- Repetitive motion like sever coughing
- Tumors in the costosternal joint
- Severe and persistent coughing
- Certain types of arthritis
Treatment for Costochondritis
Costochondritis is a relatively harmless musculoskeletal chest pain that will typically resolve on its own over time. Certain home remedies and lifestyle changes can help diminish the pain of costochondritis sooner, including:
- Over the counter pain relievers such as nonsteroidal anti-inflammatory medications like Advil or Aleve.
- Local heat or ice application
- Avoidance of strenuous activity, such as contact sports, until symptoms improve.
If your symptoms become very severe and you do not see improvement with rest and pain relievers, you may be given a local anesthetic and steroid injection in the area that is painful or tender to provide symptom relief. Infectious (bacterial or fungal) costochondritis will initially be treated with intravenous (IV) antibiotics, and then oral antibiotics for several weeks after.
In rare cases, surgical removal of the affected cartilage may be necessary if there has been no improvement with medical therapy for costochondritis. If this is the case, your physician will refer you to a surgeon for further consult to decide if this is the right option for you.
Request a Pain Management Consultation

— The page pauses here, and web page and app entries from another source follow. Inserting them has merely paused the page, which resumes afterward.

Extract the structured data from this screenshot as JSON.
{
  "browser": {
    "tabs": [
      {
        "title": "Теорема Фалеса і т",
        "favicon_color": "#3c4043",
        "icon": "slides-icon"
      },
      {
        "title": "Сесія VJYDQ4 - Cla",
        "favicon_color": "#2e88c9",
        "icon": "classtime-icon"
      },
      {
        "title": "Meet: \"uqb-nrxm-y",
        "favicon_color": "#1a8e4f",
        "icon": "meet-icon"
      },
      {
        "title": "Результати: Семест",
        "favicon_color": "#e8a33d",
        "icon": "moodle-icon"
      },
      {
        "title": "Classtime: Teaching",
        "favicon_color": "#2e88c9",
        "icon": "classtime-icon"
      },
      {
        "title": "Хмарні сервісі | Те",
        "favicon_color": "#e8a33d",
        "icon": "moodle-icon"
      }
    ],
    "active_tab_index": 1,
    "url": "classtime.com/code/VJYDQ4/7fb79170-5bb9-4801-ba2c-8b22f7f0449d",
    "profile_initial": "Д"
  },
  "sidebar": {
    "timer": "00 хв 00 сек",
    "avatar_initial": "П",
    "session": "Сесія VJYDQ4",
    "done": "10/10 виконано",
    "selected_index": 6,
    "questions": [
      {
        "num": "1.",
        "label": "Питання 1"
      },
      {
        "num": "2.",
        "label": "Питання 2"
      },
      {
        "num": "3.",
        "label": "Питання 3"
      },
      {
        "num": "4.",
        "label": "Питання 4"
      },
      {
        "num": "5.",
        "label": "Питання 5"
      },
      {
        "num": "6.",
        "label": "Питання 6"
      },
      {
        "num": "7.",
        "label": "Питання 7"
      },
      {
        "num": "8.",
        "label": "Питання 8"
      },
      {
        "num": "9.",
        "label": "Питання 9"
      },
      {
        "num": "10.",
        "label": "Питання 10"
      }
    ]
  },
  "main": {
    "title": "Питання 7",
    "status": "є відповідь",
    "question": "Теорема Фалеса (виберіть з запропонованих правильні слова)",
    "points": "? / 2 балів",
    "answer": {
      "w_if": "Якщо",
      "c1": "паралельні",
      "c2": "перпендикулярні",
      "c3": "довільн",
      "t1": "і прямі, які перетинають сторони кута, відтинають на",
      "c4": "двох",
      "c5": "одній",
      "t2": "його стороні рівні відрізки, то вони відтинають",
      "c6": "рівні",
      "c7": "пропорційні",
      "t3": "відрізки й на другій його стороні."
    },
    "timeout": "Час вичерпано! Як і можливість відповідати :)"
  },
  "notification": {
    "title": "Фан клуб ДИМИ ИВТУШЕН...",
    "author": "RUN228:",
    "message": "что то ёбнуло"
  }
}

If you would like to learn more about treatment for costochondritis and other other pain conditions, please contact the Diagnostic Pain Center today. To schedule an appointment with a pain management specialist, Dr. Robert S. Marks, Dr. Sauman A. Rafii, or Dr. Ivan N. Chew, please call (512) 981-7246 or click on the appointment request button below to get started.